**Task directions**
A single number is the answer: the count of lines in the listing below that contain "ASCII".

** Entries shown follows **

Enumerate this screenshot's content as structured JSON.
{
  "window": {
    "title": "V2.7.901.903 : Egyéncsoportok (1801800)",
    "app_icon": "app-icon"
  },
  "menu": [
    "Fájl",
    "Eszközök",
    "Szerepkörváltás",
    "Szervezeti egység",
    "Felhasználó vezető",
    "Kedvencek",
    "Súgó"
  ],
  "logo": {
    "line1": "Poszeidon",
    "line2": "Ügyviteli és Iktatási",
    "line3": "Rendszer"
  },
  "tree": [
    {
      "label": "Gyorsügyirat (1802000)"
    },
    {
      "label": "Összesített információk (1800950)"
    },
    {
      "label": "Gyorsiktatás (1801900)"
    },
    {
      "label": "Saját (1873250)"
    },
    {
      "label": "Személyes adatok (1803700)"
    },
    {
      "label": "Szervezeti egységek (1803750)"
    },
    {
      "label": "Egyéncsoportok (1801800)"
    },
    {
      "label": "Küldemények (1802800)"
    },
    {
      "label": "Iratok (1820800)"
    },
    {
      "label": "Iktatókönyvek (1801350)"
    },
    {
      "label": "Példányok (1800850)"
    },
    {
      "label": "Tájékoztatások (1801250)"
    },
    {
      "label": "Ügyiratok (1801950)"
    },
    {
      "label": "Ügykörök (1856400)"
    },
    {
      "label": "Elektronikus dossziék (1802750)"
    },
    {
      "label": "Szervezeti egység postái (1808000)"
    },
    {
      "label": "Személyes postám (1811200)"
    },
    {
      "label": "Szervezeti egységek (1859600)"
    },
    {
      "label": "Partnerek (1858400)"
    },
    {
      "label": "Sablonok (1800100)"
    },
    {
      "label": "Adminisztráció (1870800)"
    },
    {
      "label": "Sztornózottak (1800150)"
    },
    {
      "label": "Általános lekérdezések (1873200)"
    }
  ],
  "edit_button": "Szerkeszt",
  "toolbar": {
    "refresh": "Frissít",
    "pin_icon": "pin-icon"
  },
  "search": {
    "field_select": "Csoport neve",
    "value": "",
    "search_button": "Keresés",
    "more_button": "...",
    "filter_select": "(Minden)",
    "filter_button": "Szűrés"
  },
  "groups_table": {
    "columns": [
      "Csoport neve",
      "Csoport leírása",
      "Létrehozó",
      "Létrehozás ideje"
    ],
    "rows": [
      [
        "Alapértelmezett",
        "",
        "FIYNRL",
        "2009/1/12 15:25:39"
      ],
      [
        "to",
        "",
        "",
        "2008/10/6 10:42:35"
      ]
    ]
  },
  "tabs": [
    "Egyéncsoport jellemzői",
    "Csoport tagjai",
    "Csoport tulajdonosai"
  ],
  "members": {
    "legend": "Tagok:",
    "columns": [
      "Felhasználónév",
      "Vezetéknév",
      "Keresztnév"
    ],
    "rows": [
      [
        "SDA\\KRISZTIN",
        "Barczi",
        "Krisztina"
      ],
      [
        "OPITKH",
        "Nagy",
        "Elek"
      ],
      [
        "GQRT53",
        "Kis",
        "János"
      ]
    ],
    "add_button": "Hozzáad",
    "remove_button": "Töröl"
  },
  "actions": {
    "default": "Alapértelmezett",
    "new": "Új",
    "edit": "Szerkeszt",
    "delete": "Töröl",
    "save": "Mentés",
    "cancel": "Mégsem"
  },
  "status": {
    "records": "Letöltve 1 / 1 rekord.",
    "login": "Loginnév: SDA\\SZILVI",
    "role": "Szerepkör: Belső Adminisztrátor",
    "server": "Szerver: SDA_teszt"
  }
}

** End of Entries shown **
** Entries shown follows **

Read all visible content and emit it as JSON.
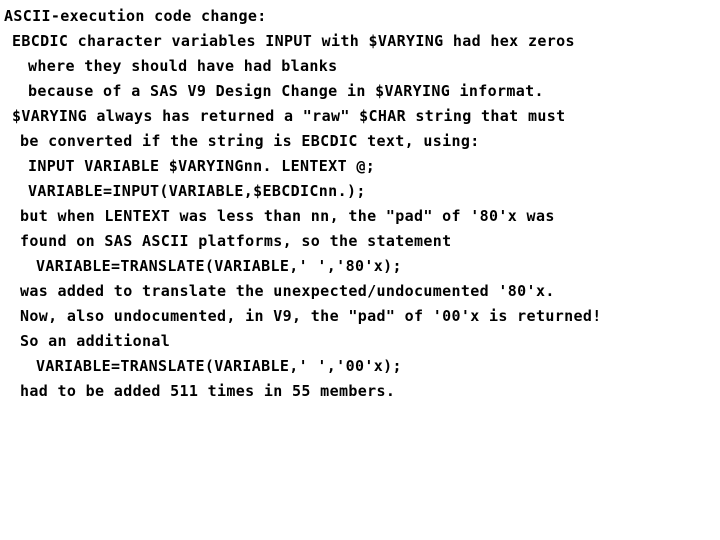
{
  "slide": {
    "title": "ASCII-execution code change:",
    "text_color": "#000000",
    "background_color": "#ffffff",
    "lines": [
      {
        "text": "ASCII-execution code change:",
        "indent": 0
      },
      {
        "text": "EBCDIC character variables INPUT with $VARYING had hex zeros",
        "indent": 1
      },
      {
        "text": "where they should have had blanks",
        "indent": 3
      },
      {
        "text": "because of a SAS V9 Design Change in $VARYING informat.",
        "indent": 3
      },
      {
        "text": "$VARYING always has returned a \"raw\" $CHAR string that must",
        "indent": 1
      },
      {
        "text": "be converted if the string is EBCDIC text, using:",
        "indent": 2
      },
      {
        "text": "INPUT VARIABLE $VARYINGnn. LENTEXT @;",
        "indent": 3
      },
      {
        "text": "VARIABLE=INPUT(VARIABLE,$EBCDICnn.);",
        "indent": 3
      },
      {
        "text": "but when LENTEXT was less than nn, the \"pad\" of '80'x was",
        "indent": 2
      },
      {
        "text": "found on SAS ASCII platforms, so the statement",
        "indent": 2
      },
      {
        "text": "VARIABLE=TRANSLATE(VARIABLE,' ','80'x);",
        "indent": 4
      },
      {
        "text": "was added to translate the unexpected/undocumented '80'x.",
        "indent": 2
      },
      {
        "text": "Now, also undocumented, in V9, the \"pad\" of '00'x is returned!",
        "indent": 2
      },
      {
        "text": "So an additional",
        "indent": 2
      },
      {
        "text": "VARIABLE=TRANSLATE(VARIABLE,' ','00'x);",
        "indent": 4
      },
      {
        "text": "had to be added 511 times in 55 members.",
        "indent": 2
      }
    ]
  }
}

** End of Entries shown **

**Solution to this problem**
3